**EXTRACTED MATERIAL:**
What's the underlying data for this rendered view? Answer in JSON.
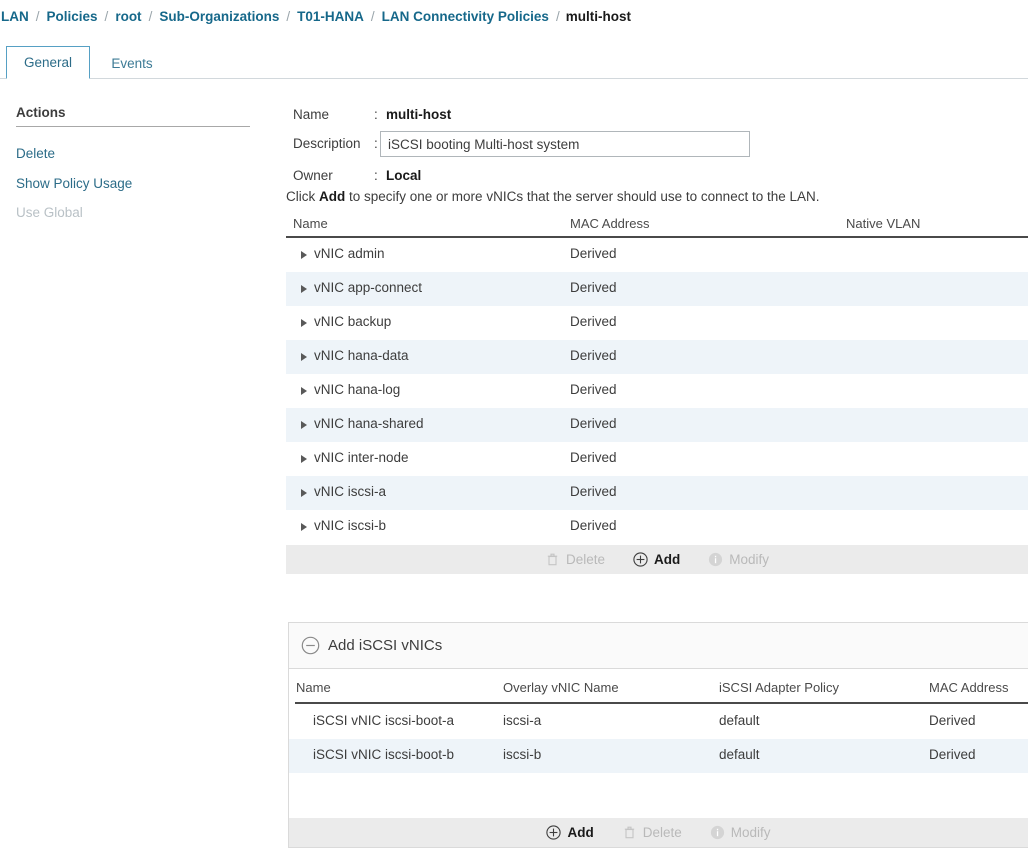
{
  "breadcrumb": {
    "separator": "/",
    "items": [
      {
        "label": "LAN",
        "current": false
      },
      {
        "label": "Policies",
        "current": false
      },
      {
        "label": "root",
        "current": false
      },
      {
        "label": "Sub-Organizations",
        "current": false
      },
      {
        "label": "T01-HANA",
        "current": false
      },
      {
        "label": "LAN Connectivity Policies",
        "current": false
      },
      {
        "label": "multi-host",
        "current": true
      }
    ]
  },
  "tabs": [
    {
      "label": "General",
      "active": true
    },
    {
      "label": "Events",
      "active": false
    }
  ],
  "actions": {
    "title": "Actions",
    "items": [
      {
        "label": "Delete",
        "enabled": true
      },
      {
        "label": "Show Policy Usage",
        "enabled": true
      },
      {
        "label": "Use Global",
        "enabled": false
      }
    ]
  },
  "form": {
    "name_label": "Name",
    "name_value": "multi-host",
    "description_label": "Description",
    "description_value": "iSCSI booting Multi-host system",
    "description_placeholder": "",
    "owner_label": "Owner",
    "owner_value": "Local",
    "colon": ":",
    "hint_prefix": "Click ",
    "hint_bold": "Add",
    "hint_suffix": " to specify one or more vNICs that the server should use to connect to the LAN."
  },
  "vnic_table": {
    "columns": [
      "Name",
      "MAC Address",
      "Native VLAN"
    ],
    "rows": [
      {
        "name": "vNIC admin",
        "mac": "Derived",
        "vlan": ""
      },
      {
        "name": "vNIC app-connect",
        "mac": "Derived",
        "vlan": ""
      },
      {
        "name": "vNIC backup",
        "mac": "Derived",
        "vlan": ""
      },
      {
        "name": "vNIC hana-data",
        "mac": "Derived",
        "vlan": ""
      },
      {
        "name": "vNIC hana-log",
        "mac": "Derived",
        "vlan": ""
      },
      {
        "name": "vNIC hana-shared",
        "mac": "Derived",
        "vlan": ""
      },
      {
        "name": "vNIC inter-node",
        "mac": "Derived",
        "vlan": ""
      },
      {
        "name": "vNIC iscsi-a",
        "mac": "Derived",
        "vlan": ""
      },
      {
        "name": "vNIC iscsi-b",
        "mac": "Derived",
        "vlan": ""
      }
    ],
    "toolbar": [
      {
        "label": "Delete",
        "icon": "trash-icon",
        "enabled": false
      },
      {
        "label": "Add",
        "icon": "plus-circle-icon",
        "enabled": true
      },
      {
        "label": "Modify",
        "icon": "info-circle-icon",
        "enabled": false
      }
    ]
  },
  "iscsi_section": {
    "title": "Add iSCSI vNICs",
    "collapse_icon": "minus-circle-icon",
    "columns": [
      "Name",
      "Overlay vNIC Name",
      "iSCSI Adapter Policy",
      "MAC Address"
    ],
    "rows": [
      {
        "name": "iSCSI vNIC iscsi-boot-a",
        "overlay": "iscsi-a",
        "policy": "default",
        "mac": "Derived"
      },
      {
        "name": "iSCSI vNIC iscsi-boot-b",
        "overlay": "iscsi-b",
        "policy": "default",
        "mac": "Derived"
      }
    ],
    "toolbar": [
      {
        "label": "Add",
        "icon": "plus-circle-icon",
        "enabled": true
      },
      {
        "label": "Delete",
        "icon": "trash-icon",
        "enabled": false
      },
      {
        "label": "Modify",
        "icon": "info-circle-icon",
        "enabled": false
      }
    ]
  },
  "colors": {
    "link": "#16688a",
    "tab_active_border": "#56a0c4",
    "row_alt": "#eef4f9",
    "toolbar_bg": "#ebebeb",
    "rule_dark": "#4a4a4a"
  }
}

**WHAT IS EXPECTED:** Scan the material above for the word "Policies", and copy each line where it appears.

**OUTPUT:**
        "label": "Policies",
        "label": "LAN Connectivity Policies",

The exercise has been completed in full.